£30,000 bill for ticket machine raid
PUBLISHED: 11:42 02 March 2009 | UPDATED: 11:22 12 August 2010
TWO thieves were jailed for causing £30,000 damage to railway ticket vending machines. Tony Trinder, 29, of Bournevale Road, Bromley and Richard Smith, of Webber Row, Southwark, used keys stolen from Orpington station to get into the cash boxes around B
TWO thieves were jailed for causing £30,000 damage to railway ticket vending machines.
Tony Trinder, 29, of Bournevale Road, Bromley and Richard Smith, of Webber Row, Southwark, used keys stolen from Orpington station to get into the cash boxes around Bromley.
Southwark Crown Court heard on Thursday (February 19) how the pair were 'foot soldiers' in a thieving spree which cost London and South Eastern Railway Company £6,000 in ticket profits and a £30,000 bill to replace the damaged machines.
Jailing Trinder for 12 months and handing Smith a six month sentence suspended for two years, Judge James Wadsworth said: "This was a serious conspiracy. I accept neither of you were at the head of it but the problem is that the people who are, need to persuade people like you. Clearly they persuaded others like you as well to go and do the thieving.
"You both knew what you were doing was part of something very much bigger and you both joined in, that is the reason this conspiracy is so serious.

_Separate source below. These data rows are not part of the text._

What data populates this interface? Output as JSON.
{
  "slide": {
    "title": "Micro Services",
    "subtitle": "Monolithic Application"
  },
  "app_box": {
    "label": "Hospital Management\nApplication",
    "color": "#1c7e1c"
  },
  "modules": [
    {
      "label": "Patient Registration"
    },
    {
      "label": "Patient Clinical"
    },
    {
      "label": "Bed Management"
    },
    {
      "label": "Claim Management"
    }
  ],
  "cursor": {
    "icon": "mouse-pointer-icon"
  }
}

"I cannot allow a situation where people are saying in the pubs around your area 'Look what happens to the last two guys who got caught, the courts let them off'. That would just encourage them.
"You went into this with your eyes open and you made a conscious decision to be dishonest."
Smith was told he had escaped jail by 'the skin of his teeth' and was ordered to comply with a nine-month supervision order as well as an 8pm to 5am curfew.
The court heard the keys used to open up the ticket machine were stolen from Orpington station on December 27, 2007 but it is not known who first stole them.
The pair later targeted Petts Wood station and CCTV footage shows them making off with two boxes containing just over £1,000.
On March 1 last year they stole from a machine at Sundridge Park Railway station, only to return nine days later and break into it again.
But their second attempt was foiled by officers from the British Transport Police who were lying in wait for them, the court heard.
Roger Smart, prosecuting, said: "Officers saw them making their way over the bridge. Smith was told to stop. When Trinder became aware of the police he threw a box over the bridge and ran towards a nearby common."
He was caught and cops discovered the set of keys as well as the lock from the ticket machine. The cash box was found on the platform below the bridge.
During police interviews both defendants refused to make any comment. Both admitted one charge of conspiracy to steal.